[WORK TO BE COMPLETED]: Read through the entries below and copy each line where "data" turns up.

== SOURCE RECORDS ==

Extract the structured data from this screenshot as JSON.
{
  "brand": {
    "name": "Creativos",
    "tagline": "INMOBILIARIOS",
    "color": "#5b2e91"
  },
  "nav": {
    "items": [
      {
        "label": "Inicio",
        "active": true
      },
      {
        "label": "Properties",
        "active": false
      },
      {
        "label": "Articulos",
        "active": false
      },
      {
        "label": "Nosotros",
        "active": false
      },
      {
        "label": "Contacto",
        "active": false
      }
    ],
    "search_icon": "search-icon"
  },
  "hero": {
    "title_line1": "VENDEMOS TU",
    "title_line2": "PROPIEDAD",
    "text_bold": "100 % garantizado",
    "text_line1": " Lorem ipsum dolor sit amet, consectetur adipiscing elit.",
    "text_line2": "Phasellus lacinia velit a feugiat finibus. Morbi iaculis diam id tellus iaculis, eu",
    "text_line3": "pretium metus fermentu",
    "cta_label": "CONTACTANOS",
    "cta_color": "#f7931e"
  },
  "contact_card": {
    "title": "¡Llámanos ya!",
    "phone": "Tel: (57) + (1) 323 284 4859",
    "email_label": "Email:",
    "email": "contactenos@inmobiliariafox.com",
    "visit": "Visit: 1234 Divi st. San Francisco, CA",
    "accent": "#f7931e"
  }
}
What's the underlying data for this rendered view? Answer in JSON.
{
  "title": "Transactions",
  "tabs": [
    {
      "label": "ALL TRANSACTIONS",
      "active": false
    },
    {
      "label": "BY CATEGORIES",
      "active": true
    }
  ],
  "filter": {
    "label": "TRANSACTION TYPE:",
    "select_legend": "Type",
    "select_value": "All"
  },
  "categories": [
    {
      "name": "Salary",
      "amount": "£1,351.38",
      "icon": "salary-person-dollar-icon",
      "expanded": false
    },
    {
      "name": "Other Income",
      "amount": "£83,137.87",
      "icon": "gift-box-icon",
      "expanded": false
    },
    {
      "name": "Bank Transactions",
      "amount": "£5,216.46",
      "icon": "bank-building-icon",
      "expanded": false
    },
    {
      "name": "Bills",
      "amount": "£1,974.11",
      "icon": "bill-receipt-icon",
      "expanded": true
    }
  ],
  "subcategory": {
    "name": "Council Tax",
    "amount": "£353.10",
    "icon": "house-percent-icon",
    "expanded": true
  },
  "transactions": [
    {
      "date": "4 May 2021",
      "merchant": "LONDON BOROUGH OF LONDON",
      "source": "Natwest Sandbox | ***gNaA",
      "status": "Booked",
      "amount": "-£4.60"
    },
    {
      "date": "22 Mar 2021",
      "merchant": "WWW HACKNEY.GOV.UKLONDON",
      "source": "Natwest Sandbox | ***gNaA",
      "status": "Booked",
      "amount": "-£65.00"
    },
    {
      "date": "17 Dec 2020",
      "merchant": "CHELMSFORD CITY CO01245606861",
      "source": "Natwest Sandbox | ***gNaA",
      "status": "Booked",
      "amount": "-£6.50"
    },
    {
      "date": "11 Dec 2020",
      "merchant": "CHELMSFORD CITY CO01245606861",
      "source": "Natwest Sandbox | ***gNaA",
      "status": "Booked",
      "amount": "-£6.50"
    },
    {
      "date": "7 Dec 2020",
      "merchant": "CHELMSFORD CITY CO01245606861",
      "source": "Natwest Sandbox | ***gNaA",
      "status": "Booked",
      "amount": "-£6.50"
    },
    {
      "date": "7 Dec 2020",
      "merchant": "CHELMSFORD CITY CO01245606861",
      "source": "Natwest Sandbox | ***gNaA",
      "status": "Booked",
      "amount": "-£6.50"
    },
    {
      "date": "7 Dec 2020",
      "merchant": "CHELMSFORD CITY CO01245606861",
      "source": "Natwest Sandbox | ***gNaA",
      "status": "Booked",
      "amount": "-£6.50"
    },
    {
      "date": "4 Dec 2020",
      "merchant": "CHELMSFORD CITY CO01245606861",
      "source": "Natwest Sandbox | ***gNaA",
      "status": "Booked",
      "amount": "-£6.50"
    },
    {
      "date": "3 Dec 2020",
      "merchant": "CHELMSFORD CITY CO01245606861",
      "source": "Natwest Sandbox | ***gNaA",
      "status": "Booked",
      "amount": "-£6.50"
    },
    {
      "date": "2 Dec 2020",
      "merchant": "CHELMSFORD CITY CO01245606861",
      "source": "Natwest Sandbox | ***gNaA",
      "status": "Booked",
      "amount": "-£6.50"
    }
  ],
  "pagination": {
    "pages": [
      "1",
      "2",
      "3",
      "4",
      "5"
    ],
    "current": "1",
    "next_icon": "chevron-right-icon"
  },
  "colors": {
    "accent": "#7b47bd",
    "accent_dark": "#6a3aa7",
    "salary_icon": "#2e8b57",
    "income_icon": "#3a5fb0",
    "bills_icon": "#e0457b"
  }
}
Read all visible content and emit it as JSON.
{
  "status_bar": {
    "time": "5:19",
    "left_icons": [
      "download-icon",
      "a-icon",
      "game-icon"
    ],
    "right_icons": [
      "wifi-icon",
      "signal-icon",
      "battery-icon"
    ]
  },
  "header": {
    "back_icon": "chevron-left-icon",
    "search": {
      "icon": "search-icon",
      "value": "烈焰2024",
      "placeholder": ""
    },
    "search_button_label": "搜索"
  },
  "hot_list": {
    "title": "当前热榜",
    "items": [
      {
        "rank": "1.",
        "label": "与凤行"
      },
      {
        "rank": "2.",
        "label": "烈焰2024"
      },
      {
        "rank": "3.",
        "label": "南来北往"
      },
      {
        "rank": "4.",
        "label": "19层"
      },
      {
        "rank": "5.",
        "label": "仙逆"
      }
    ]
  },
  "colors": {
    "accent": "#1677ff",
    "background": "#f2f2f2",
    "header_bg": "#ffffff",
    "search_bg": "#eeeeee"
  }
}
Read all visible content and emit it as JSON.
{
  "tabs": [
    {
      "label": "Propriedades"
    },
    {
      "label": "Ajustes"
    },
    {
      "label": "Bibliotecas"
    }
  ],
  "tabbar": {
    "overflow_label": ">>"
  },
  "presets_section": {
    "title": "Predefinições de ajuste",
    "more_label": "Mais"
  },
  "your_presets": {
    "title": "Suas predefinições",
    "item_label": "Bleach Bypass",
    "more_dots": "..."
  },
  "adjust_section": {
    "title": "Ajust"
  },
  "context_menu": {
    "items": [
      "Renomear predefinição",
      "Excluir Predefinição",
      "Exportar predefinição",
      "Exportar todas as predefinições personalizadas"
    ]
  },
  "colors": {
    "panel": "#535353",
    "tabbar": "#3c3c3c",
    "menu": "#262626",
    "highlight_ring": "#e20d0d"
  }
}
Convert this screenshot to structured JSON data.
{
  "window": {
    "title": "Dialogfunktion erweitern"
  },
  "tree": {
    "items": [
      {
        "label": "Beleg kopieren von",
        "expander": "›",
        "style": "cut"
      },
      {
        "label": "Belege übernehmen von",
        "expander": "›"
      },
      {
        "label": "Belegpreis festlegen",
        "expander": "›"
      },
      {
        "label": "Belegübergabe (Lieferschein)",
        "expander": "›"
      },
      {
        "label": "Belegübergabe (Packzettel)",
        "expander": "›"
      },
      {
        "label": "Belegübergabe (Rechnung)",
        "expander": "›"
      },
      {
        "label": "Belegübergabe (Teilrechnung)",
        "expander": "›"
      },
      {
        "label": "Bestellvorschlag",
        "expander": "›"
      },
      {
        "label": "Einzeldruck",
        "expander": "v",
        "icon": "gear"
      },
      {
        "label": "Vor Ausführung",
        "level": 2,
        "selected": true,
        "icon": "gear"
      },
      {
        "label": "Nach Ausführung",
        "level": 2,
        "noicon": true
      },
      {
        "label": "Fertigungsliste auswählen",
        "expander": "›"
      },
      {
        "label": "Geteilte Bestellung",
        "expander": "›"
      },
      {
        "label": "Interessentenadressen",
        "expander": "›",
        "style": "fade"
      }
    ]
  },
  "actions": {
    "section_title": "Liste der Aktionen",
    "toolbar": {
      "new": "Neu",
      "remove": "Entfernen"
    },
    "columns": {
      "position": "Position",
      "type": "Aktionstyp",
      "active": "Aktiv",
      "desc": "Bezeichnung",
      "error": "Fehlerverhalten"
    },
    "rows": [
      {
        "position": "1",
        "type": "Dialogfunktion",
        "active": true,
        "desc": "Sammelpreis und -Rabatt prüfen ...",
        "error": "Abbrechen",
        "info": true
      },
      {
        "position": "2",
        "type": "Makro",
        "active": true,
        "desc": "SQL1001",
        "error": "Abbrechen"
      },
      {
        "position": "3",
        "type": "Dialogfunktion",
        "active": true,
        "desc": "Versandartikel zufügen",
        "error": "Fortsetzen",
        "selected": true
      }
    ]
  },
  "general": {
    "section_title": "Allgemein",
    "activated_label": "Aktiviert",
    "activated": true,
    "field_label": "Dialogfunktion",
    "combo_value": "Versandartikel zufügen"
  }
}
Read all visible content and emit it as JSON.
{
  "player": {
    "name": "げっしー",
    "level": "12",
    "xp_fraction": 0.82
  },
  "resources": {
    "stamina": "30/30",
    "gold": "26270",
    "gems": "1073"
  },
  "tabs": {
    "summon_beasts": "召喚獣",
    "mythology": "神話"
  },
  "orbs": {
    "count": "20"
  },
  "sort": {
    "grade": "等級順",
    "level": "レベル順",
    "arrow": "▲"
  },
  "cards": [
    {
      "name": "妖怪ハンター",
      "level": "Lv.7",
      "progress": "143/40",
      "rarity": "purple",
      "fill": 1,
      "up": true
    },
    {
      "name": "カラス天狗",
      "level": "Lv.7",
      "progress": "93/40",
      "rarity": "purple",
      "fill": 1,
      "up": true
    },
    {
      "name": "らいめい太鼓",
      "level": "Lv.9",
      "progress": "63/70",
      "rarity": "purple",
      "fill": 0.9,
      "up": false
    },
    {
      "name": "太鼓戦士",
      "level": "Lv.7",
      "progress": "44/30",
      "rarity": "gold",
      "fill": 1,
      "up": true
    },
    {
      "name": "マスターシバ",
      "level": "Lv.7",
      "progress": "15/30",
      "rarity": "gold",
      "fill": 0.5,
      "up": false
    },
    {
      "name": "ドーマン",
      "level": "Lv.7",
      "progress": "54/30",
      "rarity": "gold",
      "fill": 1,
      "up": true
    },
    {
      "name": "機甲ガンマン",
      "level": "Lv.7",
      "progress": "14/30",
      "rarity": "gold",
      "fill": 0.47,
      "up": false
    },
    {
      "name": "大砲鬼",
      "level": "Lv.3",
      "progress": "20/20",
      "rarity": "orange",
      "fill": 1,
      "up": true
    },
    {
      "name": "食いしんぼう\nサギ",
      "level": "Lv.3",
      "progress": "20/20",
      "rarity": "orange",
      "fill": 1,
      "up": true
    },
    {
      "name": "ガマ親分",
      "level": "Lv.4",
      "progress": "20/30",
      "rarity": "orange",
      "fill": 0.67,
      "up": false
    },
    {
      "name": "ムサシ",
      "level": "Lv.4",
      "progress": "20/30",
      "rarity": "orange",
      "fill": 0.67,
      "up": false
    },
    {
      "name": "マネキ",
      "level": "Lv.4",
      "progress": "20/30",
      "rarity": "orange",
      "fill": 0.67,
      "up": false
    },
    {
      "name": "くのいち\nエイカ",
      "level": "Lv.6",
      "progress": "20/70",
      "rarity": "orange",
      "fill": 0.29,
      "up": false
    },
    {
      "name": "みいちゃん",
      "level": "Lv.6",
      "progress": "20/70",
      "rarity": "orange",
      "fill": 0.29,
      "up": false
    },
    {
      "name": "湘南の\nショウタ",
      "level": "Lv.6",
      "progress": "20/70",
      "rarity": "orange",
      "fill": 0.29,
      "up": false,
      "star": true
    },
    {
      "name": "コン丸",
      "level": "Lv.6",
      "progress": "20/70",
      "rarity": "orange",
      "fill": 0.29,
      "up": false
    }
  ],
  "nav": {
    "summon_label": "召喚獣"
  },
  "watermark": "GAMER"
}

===

[FINAL ANSWER]:
Extract the structured data from this screenshot as JSON.
What's the underlying data for this rendered view? Answer in JSON.
Convert this screenshot to structured JSON data.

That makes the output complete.